Vanilla Visa Cards are Worthless
I found Vanilla Visa gift cards at Office Depot and Rite Aid. In fact, my local Office Depot had stacks of $500 cards available, and I thought I had hit a gold mine! But the purchase would not go through, and then a manager came over and complained that they should never have been put on the floor. She was planning to throw them away after I left with my measly $100 card ($200 was out of stock).
Vanilla has a weird way of setting a PIN. It says that you can set the PIN at the point of sale, by choosing “Debit” when you swipe your card. Whatever PIN you enter will be set as the card’s new PIN, although you can still reset it online. Unfortunately, this process never worked for me. I tried reloading at Walmart, and the register refused to process the charge. I tried to buy a candy bar first and process it as debit to set the PIN, but the register automatically processed it as credit without giving me an option.

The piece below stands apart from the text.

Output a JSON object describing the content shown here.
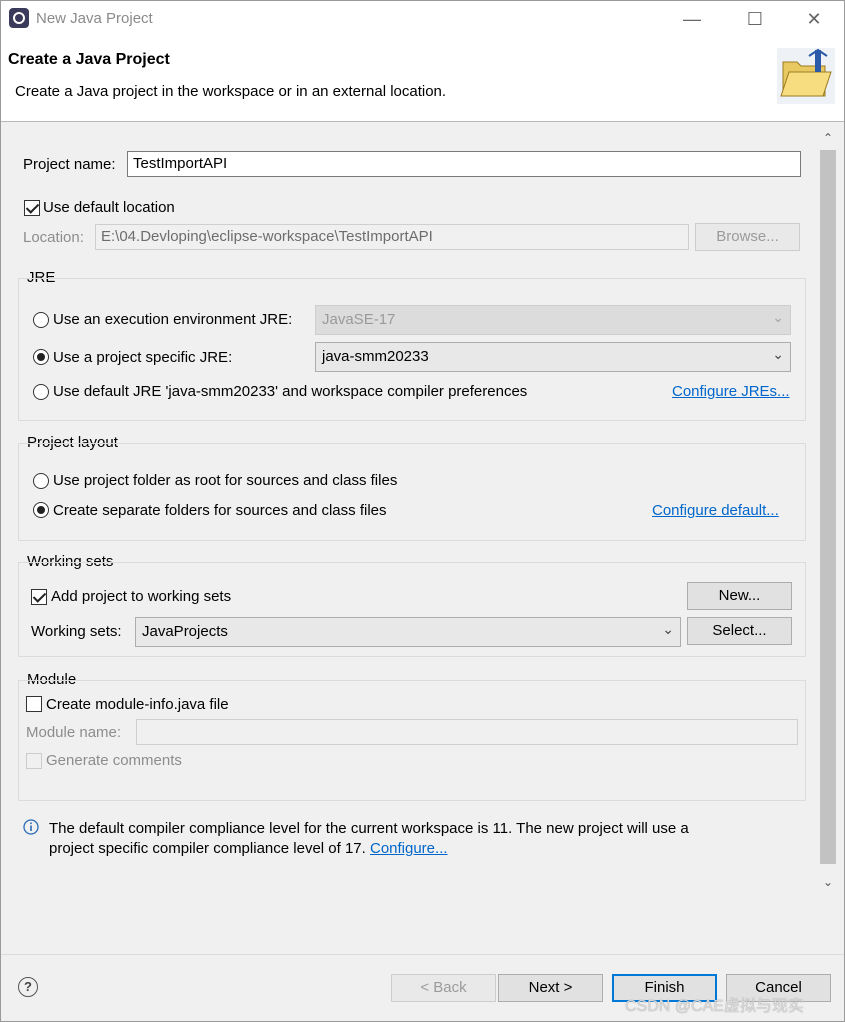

So I decided to see if I could set the PIN somewhere else. Gas stations almost always let you choose debit or credit when pumping gas. I went through the motions at my neighborhood Chevron, choosing “Debit” and swiping my card. It still refused the card. I don’t know what I’m missing here, but I’ll need to do more research to figure out how Vanilla expects me to use their gift cards.
Finally, I tried to use my Vanilla Visa to reload my Bluebird online, as I did with MetaBank. Vanilla does allow you to register your card, but only with your ZIP code. That was apparently insufficient for Bluebird, which refused to link the card to my account. Only MetaBank let me register with my full address, though I admit I never bothered to try registering with U.S. Bank.

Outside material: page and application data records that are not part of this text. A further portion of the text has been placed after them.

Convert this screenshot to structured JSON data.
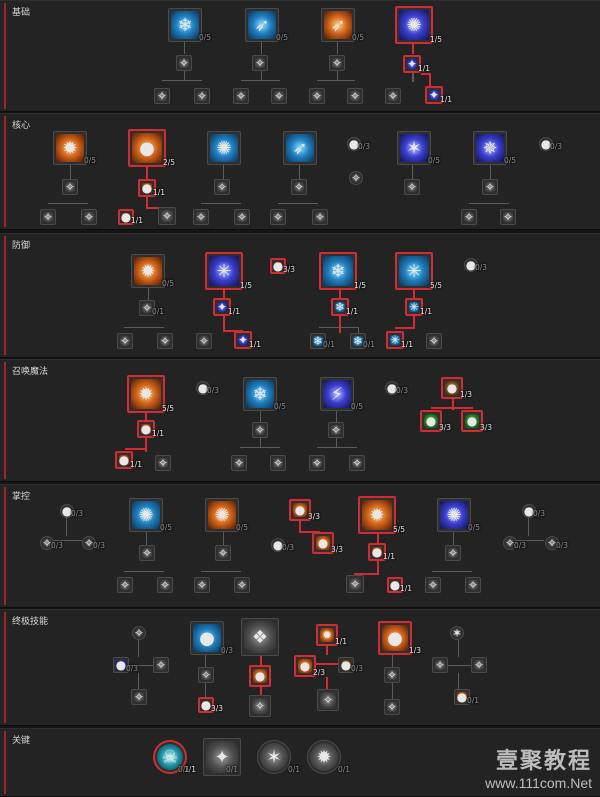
{
  "sections": [
    {
      "title": "基础"
    },
    {
      "title": "核心"
    },
    {
      "title": "防御"
    },
    {
      "title": "召唤魔法"
    },
    {
      "title": "掌控"
    },
    {
      "title": "终极技能"
    },
    {
      "title": "关键"
    }
  ],
  "nodes": [
    {
      "s": 0,
      "icon": "frost-shard-icon",
      "glyph": "❄",
      "theme": "ice",
      "count": "0/5",
      "active": false
    },
    {
      "s": 0,
      "icon": "ice-spear-icon",
      "glyph": "➶",
      "theme": "ice",
      "count": "0/5",
      "active": false
    },
    {
      "s": 0,
      "icon": "fire-spear-icon",
      "glyph": "➶",
      "theme": "fire",
      "count": "0/5",
      "active": false
    },
    {
      "s": 0,
      "icon": "arcane-orb-icon",
      "glyph": "✺",
      "theme": "arcane",
      "count": "1/5",
      "active": true
    },
    {
      "s": 0,
      "icon": "passive-icon",
      "glyph": "✧",
      "theme": "gray",
      "count": "",
      "active": false
    },
    {
      "s": 0,
      "icon": "passive-icon",
      "glyph": "✧",
      "theme": "gray",
      "count": "",
      "active": false
    },
    {
      "s": 0,
      "icon": "passive-icon",
      "glyph": "✧",
      "theme": "gray",
      "count": "",
      "active": false
    },
    {
      "s": 0,
      "icon": "arcane-upgrade-icon",
      "glyph": "✦",
      "theme": "arcane",
      "count": "1/1",
      "active": true
    },
    {
      "s": 0,
      "icon": "passive-icon",
      "glyph": "✧",
      "theme": "gray",
      "count": "",
      "active": false
    },
    {
      "s": 0,
      "icon": "passive-icon",
      "glyph": "✧",
      "theme": "gray",
      "count": "",
      "active": false
    },
    {
      "s": 0,
      "icon": "passive-icon",
      "glyph": "✧",
      "theme": "gray",
      "count": "",
      "active": false
    },
    {
      "s": 0,
      "icon": "passive-icon",
      "glyph": "✧",
      "theme": "gray",
      "count": "",
      "active": false
    },
    {
      "s": 0,
      "icon": "passive-icon",
      "glyph": "✧",
      "theme": "gray",
      "count": "",
      "active": false
    },
    {
      "s": 0,
      "icon": "passive-icon",
      "glyph": "✧",
      "theme": "gray",
      "count": "",
      "active": false
    },
    {
      "s": 0,
      "icon": "passive-icon",
      "glyph": "✧",
      "theme": "gray",
      "count": "",
      "active": false
    },
    {
      "s": 0,
      "icon": "arcane-upgrade-icon",
      "glyph": "✦",
      "theme": "arcane",
      "count": "1/1",
      "active": true
    },
    {
      "s": 1,
      "icon": "fireball-icon",
      "glyph": "✹",
      "theme": "fire",
      "count": "0/5",
      "active": false
    },
    {
      "s": 1,
      "icon": "fire-orb-icon",
      "glyph": "●",
      "theme": "fire",
      "count": "2/5",
      "active": true
    },
    {
      "s": 1,
      "icon": "frost-vortex-icon",
      "glyph": "✺",
      "theme": "ice",
      "count": "",
      "active": false
    },
    {
      "s": 1,
      "icon": "ice-lance-icon",
      "glyph": "➶",
      "theme": "ice",
      "count": "",
      "active": false
    },
    {
      "s": 1,
      "icon": "poison-passive-icon",
      "glyph": "●",
      "theme": "green",
      "count": "0/3",
      "active": false
    },
    {
      "s": 1,
      "icon": "lightning-icon",
      "glyph": "✶",
      "theme": "arcane",
      "count": "0/5",
      "active": false
    },
    {
      "s": 1,
      "icon": "arcane-storm-icon",
      "glyph": "✵",
      "theme": "arcane",
      "count": "0/5",
      "active": false
    },
    {
      "s": 1,
      "icon": "ember-passive-icon",
      "glyph": "●",
      "theme": "amber",
      "count": "0/3",
      "active": false
    },
    {
      "s": 1,
      "icon": "passive-icon",
      "glyph": "✧",
      "theme": "gray",
      "count": "",
      "active": false
    },
    {
      "s": 1,
      "icon": "fire-upgrade-icon",
      "glyph": "●",
      "theme": "fire",
      "count": "1/1",
      "active": true
    },
    {
      "s": 1,
      "icon": "passive-icon",
      "glyph": "✧",
      "theme": "gray",
      "count": "",
      "active": false
    },
    {
      "s": 1,
      "icon": "passive-icon",
      "glyph": "✧",
      "theme": "gray",
      "count": "",
      "active": false
    },
    {
      "s": 1,
      "icon": "passive-icon",
      "glyph": "✧",
      "theme": "gray",
      "count": "",
      "active": false
    },
    {
      "s": 1,
      "icon": "passive-icon",
      "glyph": "✧",
      "theme": "gray",
      "count": "",
      "active": false
    },
    {
      "s": 1,
      "icon": "passive-icon",
      "glyph": "✧",
      "theme": "gray",
      "count": "",
      "active": false
    },
    {
      "s": 1,
      "icon": "passive-icon",
      "glyph": "✧",
      "theme": "gray",
      "count": "",
      "active": false
    },
    {
      "s": 1,
      "icon": "passive-icon",
      "glyph": "✧",
      "theme": "gray",
      "count": "",
      "active": false
    },
    {
      "s": 1,
      "icon": "fire-upgrade-icon",
      "glyph": "●",
      "theme": "fire",
      "count": "1/1",
      "active": true
    },
    {
      "s": 1,
      "icon": "passive-icon",
      "glyph": "✧",
      "theme": "gray",
      "count": "",
      "active": false
    },
    {
      "s": 1,
      "icon": "passive-icon",
      "glyph": "✧",
      "theme": "gray",
      "count": "",
      "active": false
    },
    {
      "s": 1,
      "icon": "passive-icon",
      "glyph": "✧",
      "theme": "gray",
      "count": "",
      "active": false
    },
    {
      "s": 1,
      "icon": "passive-icon",
      "glyph": "✧",
      "theme": "gray",
      "count": "",
      "active": false
    },
    {
      "s": 1,
      "icon": "passive-icon",
      "glyph": "✧",
      "theme": "gray",
      "count": "",
      "active": false
    },
    {
      "s": 1,
      "icon": "passive-icon",
      "glyph": "✧",
      "theme": "gray",
      "count": "",
      "active": false
    },
    {
      "s": 1,
      "icon": "passive-icon",
      "glyph": "✧",
      "theme": "gray",
      "count": "",
      "active": false
    },
    {
      "s": 2,
      "icon": "flame-shield-icon",
      "glyph": "✹",
      "theme": "fire",
      "count": "0/5",
      "active": false
    },
    {
      "s": 2,
      "icon": "frost-nova-icon",
      "glyph": "✳",
      "theme": "arcane",
      "count": "1/5",
      "active": true
    },
    {
      "s": 2,
      "icon": "ember-passive-icon",
      "glyph": "●",
      "theme": "fire",
      "count": "3/3",
      "active": true
    },
    {
      "s": 2,
      "icon": "ice-armor-icon",
      "glyph": "❄",
      "theme": "ice",
      "count": "1/5",
      "active": true
    },
    {
      "s": 2,
      "icon": "frost-burst-icon",
      "glyph": "✳",
      "theme": "ice",
      "count": "5/5",
      "active": true
    },
    {
      "s": 2,
      "icon": "ember-passive-icon",
      "glyph": "●",
      "theme": "amber",
      "count": "0/3",
      "active": false
    },
    {
      "s": 2,
      "icon": "passive-icon",
      "glyph": "✧",
      "theme": "gray",
      "count": "0/1",
      "active": false
    },
    {
      "s": 2,
      "icon": "arcane-upgrade-icon",
      "glyph": "✦",
      "theme": "arcane",
      "count": "1/1",
      "active": true
    },
    {
      "s": 2,
      "icon": "ice-upgrade-icon",
      "glyph": "❄",
      "theme": "ice",
      "count": "1/1",
      "active": true
    },
    {
      "s": 2,
      "icon": "ice-upgrade-icon",
      "glyph": "✳",
      "theme": "ice",
      "count": "1/1",
      "active": true
    },
    {
      "s": 2,
      "icon": "passive-icon",
      "glyph": "✧",
      "theme": "gray",
      "count": "",
      "active": false
    },
    {
      "s": 2,
      "icon": "passive-icon",
      "glyph": "✧",
      "theme": "gray",
      "count": "",
      "active": false
    },
    {
      "s": 2,
      "icon": "passive-icon",
      "glyph": "✧",
      "theme": "gray",
      "count": "",
      "active": false
    },
    {
      "s": 2,
      "icon": "arcane-upgrade-icon",
      "glyph": "✦",
      "theme": "arcane",
      "count": "1/1",
      "active": true
    },
    {
      "s": 2,
      "icon": "ice-upgrade-icon",
      "glyph": "❄",
      "theme": "ice",
      "count": "0/1",
      "active": false
    },
    {
      "s": 2,
      "icon": "ice-upgrade-icon",
      "glyph": "❄",
      "theme": "ice",
      "count": "0/1",
      "active": false
    },
    {
      "s": 2,
      "icon": "ice-upgrade-icon",
      "glyph": "✳",
      "theme": "ice",
      "count": "1/1",
      "active": true
    },
    {
      "s": 2,
      "icon": "passive-icon",
      "glyph": "✧",
      "theme": "gray",
      "count": "",
      "active": false
    },
    {
      "s": 3,
      "icon": "hydra-icon",
      "glyph": "✹",
      "theme": "fire",
      "count": "5/5",
      "active": true
    },
    {
      "s": 3,
      "icon": "ember-passive-icon",
      "glyph": "●",
      "theme": "amber",
      "count": "0/3",
      "active": false
    },
    {
      "s": 3,
      "icon": "ice-blades-icon",
      "glyph": "❄",
      "theme": "ice",
      "count": "0/5",
      "active": false
    },
    {
      "s": 3,
      "icon": "lightning-spear-icon",
      "glyph": "⚡",
      "theme": "arcane",
      "count": "0/5",
      "active": false
    },
    {
      "s": 3,
      "icon": "poison-passive-icon",
      "glyph": "●",
      "theme": "green",
      "count": "0/3",
      "active": false
    },
    {
      "s": 3,
      "icon": "enchant-passive-icon",
      "glyph": "●",
      "theme": "amber",
      "count": "1/3",
      "active": true
    },
    {
      "s": 3,
      "icon": "fire-upgrade-icon",
      "glyph": "●",
      "theme": "fire",
      "count": "1/1",
      "active": true
    },
    {
      "s": 3,
      "icon": "passive-icon",
      "glyph": "✧",
      "theme": "gray",
      "count": "",
      "active": false
    },
    {
      "s": 3,
      "icon": "passive-icon",
      "glyph": "✧",
      "theme": "gray",
      "count": "",
      "active": false
    },
    {
      "s": 3,
      "icon": "enchant-passive-icon",
      "glyph": "●",
      "theme": "green",
      "count": "3/3",
      "active": true
    },
    {
      "s": 3,
      "icon": "enchant-passive-icon",
      "glyph": "●",
      "theme": "green",
      "count": "3/3",
      "active": true
    },
    {
      "s": 3,
      "icon": "fire-upgrade-icon",
      "glyph": "●",
      "theme": "fire",
      "count": "1/1",
      "active": true
    },
    {
      "s": 3,
      "icon": "passive-icon",
      "glyph": "✧",
      "theme": "gray",
      "count": "",
      "active": false
    },
    {
      "s": 3,
      "icon": "passive-icon",
      "glyph": "✧",
      "theme": "gray",
      "count": "",
      "active": false
    },
    {
      "s": 3,
      "icon": "passive-icon",
      "glyph": "✧",
      "theme": "gray",
      "count": "",
      "active": false
    },
    {
      "s": 3,
      "icon": "passive-icon",
      "glyph": "✧",
      "theme": "gray",
      "count": "",
      "active": false
    },
    {
      "s": 3,
      "icon": "passive-icon",
      "glyph": "✧",
      "theme": "gray",
      "count": "",
      "active": false
    },
    {
      "s": 4,
      "icon": "frost-passive-icon",
      "glyph": "●",
      "theme": "ice",
      "count": "0/3",
      "active": false
    },
    {
      "s": 4,
      "icon": "blizzard-icon",
      "glyph": "✺",
      "theme": "ice",
      "count": "0/5",
      "active": false
    },
    {
      "s": 4,
      "icon": "firewall-icon",
      "glyph": "✺",
      "theme": "fire",
      "count": "0/5",
      "active": false
    },
    {
      "s": 4,
      "icon": "fire-passive-icon",
      "glyph": "●",
      "theme": "fire",
      "count": "3/3",
      "active": true
    },
    {
      "s": 4,
      "icon": "meteor-icon",
      "glyph": "✹",
      "theme": "fire",
      "count": "5/5",
      "active": true
    },
    {
      "s": 4,
      "icon": "ball-lightning-icon",
      "glyph": "✺",
      "theme": "arcane",
      "count": "0/5",
      "active": false
    },
    {
      "s": 4,
      "icon": "shock-passive-icon",
      "glyph": "●",
      "theme": "arcane",
      "count": "0/3",
      "active": false
    },
    {
      "s": 4,
      "icon": "passive-icon",
      "glyph": "✧",
      "theme": "gray",
      "count": "0/3",
      "active": false
    },
    {
      "s": 4,
      "icon": "passive-icon",
      "glyph": "✧",
      "theme": "gray",
      "count": "0/3",
      "active": false
    },
    {
      "s": 4,
      "icon": "fire-passive-icon",
      "glyph": "●",
      "theme": "amber",
      "count": "0/3",
      "active": false
    },
    {
      "s": 4,
      "icon": "fire-passive-icon",
      "glyph": "●",
      "theme": "fire",
      "count": "3/3",
      "active": true
    },
    {
      "s": 4,
      "icon": "passive-icon",
      "glyph": "✧",
      "theme": "gray",
      "count": "0/3",
      "active": false
    },
    {
      "s": 4,
      "icon": "passive-icon",
      "glyph": "✧",
      "theme": "gray",
      "count": "0/3",
      "active": false
    },
    {
      "s": 4,
      "icon": "passive-icon",
      "glyph": "✧",
      "theme": "gray",
      "count": "",
      "active": false
    },
    {
      "s": 4,
      "icon": "passive-icon",
      "glyph": "✧",
      "theme": "gray",
      "count": "",
      "active": false
    },
    {
      "s": 4,
      "icon": "fire-upgrade-icon",
      "glyph": "●",
      "theme": "fire",
      "count": "1/1",
      "active": true
    },
    {
      "s": 4,
      "icon": "passive-icon",
      "glyph": "✧",
      "theme": "gray",
      "count": "",
      "active": false
    },
    {
      "s": 4,
      "icon": "passive-icon",
      "glyph": "✧",
      "theme": "gray",
      "count": "",
      "active": false
    },
    {
      "s": 4,
      "icon": "passive-icon",
      "glyph": "✧",
      "theme": "gray",
      "count": "",
      "active": false
    },
    {
      "s": 4,
      "icon": "passive-icon",
      "glyph": "✧",
      "theme": "gray",
      "count": "",
      "active": false
    },
    {
      "s": 4,
      "icon": "passive-icon",
      "glyph": "✧",
      "theme": "gray",
      "count": "",
      "active": false
    },
    {
      "s": 4,
      "icon": "passive-icon",
      "glyph": "✧",
      "theme": "gray",
      "count": "",
      "active": false
    },
    {
      "s": 4,
      "icon": "fire-upgrade-icon",
      "glyph": "●",
      "theme": "fire",
      "count": "1/1",
      "active": true
    },
    {
      "s": 4,
      "icon": "passive-icon",
      "glyph": "✧",
      "theme": "gray",
      "count": "",
      "active": false
    },
    {
      "s": 4,
      "icon": "passive-icon",
      "glyph": "✧",
      "theme": "gray",
      "count": "",
      "active": false
    },
    {
      "s": 4,
      "icon": "passive-icon",
      "glyph": "✧",
      "theme": "gray",
      "count": "",
      "active": false
    },
    {
      "s": 5,
      "icon": "frost-passive-icon",
      "glyph": "●",
      "theme": "ice",
      "count": "0/3",
      "active": false
    },
    {
      "s": 5,
      "icon": "deep-freeze-icon",
      "glyph": "❖",
      "theme": "gray",
      "count": "",
      "active": false
    },
    {
      "s": 5,
      "icon": "inferno-icon",
      "glyph": "✹",
      "theme": "fire",
      "count": "1/1",
      "active": true
    },
    {
      "s": 5,
      "icon": "fire-passive-icon",
      "glyph": "●",
      "theme": "fire",
      "count": "1/3",
      "active": true
    },
    {
      "s": 5,
      "icon": "unstable-currents-icon",
      "glyph": "✶",
      "theme": "gray",
      "count": "",
      "active": false
    },
    {
      "s": 5,
      "icon": "arcane-passive-icon",
      "glyph": "●",
      "theme": "arcane",
      "count": "0/3",
      "active": false
    },
    {
      "s": 5,
      "icon": "passive-icon",
      "glyph": "✧",
      "theme": "gray",
      "count": "",
      "active": false
    },
    {
      "s": 5,
      "icon": "passive-icon",
      "glyph": "✧",
      "theme": "gray",
      "count": "",
      "active": false
    },
    {
      "s": 5,
      "icon": "fire-upgrade-icon",
      "glyph": "●",
      "theme": "fire",
      "count": "",
      "active": true
    },
    {
      "s": 5,
      "icon": "fire-passive-icon",
      "glyph": "●",
      "theme": "fire",
      "count": "2/3",
      "active": true
    },
    {
      "s": 5,
      "icon": "fire-passive-icon",
      "glyph": "●",
      "theme": "amber",
      "count": "0/3",
      "active": false
    },
    {
      "s": 5,
      "icon": "passive-icon",
      "glyph": "✧",
      "theme": "gray",
      "count": "",
      "active": false
    },
    {
      "s": 5,
      "icon": "passive-icon",
      "glyph": "✧",
      "theme": "gray",
      "count": "",
      "active": false
    },
    {
      "s": 5,
      "icon": "passive-icon",
      "glyph": "✧",
      "theme": "gray",
      "count": "",
      "active": false
    },
    {
      "s": 5,
      "icon": "passive-icon",
      "glyph": "✧",
      "theme": "gray",
      "count": "",
      "active": false
    },
    {
      "s": 5,
      "icon": "fire-passive-icon",
      "glyph": "●",
      "theme": "fire",
      "count": "3/3",
      "active": true
    },
    {
      "s": 5,
      "icon": "passive-icon",
      "glyph": "✧",
      "theme": "gray",
      "count": "",
      "active": false
    },
    {
      "s": 5,
      "icon": "passive-icon",
      "glyph": "✧",
      "theme": "gray",
      "count": "",
      "active": false
    },
    {
      "s": 5,
      "icon": "fire-upgrade-icon",
      "glyph": "●",
      "theme": "fire",
      "count": "0/1",
      "active": false
    },
    {
      "s": 6,
      "icon": "key-passive-icon",
      "glyph": "✧",
      "theme": "gray",
      "count": "",
      "active": false
    },
    {
      "s": 6,
      "icon": "esu-blessing-icon",
      "glyph": "☠",
      "theme": "teal",
      "count": "1/1",
      "active": true
    },
    {
      "s": 6,
      "icon": "key-passive-icon",
      "glyph": "✦",
      "theme": "gray",
      "count": "",
      "active": false
    },
    {
      "s": 6,
      "icon": "key-passive-icon",
      "glyph": "✶",
      "theme": "gray",
      "count": "0/1",
      "active": false
    },
    {
      "s": 6,
      "icon": "key-passive-icon",
      "glyph": "✹",
      "theme": "gray",
      "count": "0/1",
      "active": false
    }
  ],
  "counts_extra": [
    "0/1",
    "0/1"
  ],
  "watermark": {
    "text": "壹聚教程",
    "url": "www.111com.Net"
  },
  "colors": {
    "active_border": "#d12b33",
    "panel_bg": "#232323",
    "page_bg": "#151515"
  }
}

Is Paying Online Worth It?
So far the math does not look promising for earning Ultimate Rewards points with Visa gift cards and Bluebird. I have only found MetaBank and Vanilla Visa cards, and I have only been able to transfer funds from MetaBank. I originally had problems setting a PIN with MetaBank gift cards, so let’s use that as an example for someone with no nearby Walmart. If I buy a $200 card with a $6.95 activation fee I would make two $98 loads (plus a $2 load fee each time).

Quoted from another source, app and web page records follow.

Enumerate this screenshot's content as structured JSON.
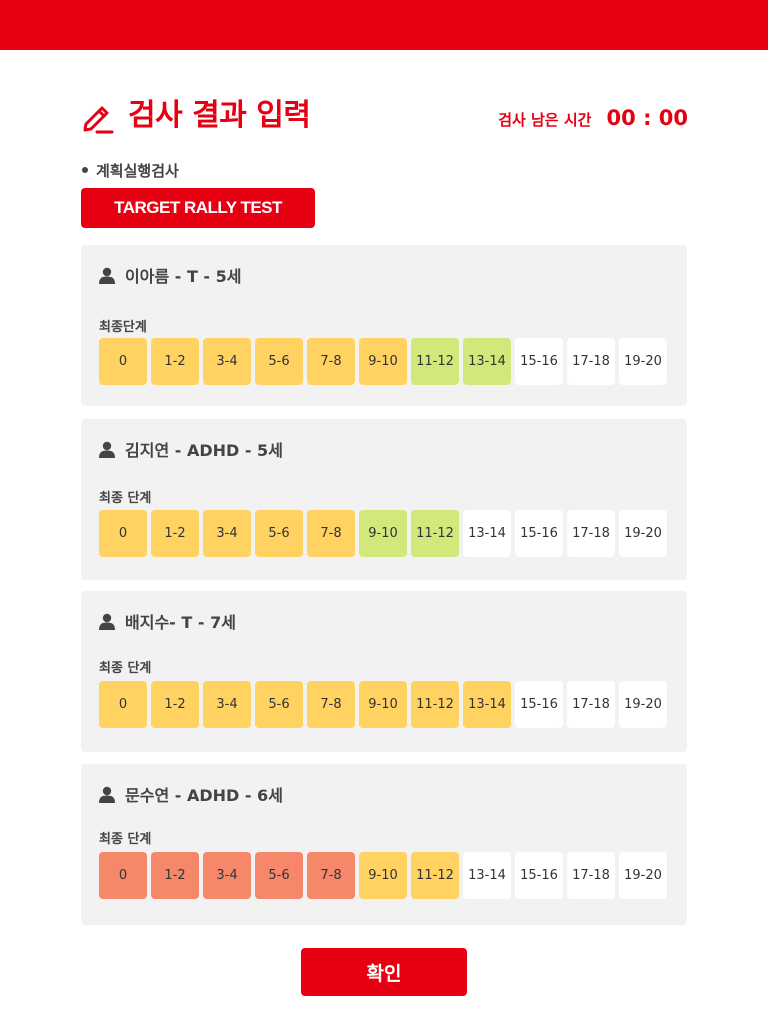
{
  "header": {
    "title": "검사 결과 입력",
    "timer_label": "검사 남은 시간",
    "timer_value": "00 : 00"
  },
  "section": {
    "label": "계획실행검사",
    "test_button": "TARGET RALLY TEST"
  },
  "colors": {
    "brand": "#e60012",
    "yellow": "#ffd262",
    "green": "#d2e87a",
    "salmon": "#f7876a",
    "white": "#ffffff"
  },
  "levels": [
    "0",
    "1-2",
    "3-4",
    "5-6",
    "7-8",
    "9-10",
    "11-12",
    "13-14",
    "15-16",
    "17-18",
    "19-20"
  ],
  "results": [
    {
      "name": "이아름 - T - 5세",
      "sub_label": "최종단계",
      "level_states": [
        "yellow",
        "yellow",
        "yellow",
        "yellow",
        "yellow",
        "yellow",
        "green",
        "green",
        "white",
        "white",
        "white"
      ]
    },
    {
      "name": "김지연  -  ADHD  -  5세",
      "sub_label": "최종 단계",
      "level_states": [
        "yellow",
        "yellow",
        "yellow",
        "yellow",
        "yellow",
        "green",
        "green",
        "white",
        "white",
        "white",
        "white"
      ]
    },
    {
      "name": "배지수- T - 7세",
      "sub_label": "최종 단계",
      "level_states": [
        "yellow",
        "yellow",
        "yellow",
        "yellow",
        "yellow",
        "yellow",
        "yellow",
        "yellow",
        "white",
        "white",
        "white"
      ]
    },
    {
      "name": "문수연 - ADHD - 6세",
      "sub_label": "최종 단계",
      "level_states": [
        "salmon",
        "salmon",
        "salmon",
        "salmon",
        "salmon",
        "yellow",
        "yellow",
        "white",
        "white",
        "white",
        "white"
      ]
    }
  ],
  "confirm_label": "확인"
}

In this scenario, I would spend $206.95 and get back $196. My cost is $10.95 and I would earn 1,035 Ultimate Rewards points, for a cost per point of 1.06 cents. Certainly not bad. Valued at 2 cents each, that’s still close to a 89% gain. But my original post estimated a cost of only 0.595 cents per point.
Under another scenario, let’s say you can buy a $500 gift card at a supermarket using a Premier Rewards Gold card from American Express. The activation fee is a slightly lower $5.95, and you can make five daily loads of $98, each time with a $2 load fee. You would earn 1,012 Membership Rewards points from a $505.95 purchase and get back $490, for a net cost of $15.95. The cost per point would be 1.58 cents, also higher than my original estimate of 0.595 cents.
Without access to a Walmart, your costs increase dramatically and your manufacturing potential is capped at a lower amount. It remains possible to buy points at a cost below their redemption value, but I would not recommend loading online unless you have no other way. Just make the trip to Walmart and cut your costs in half.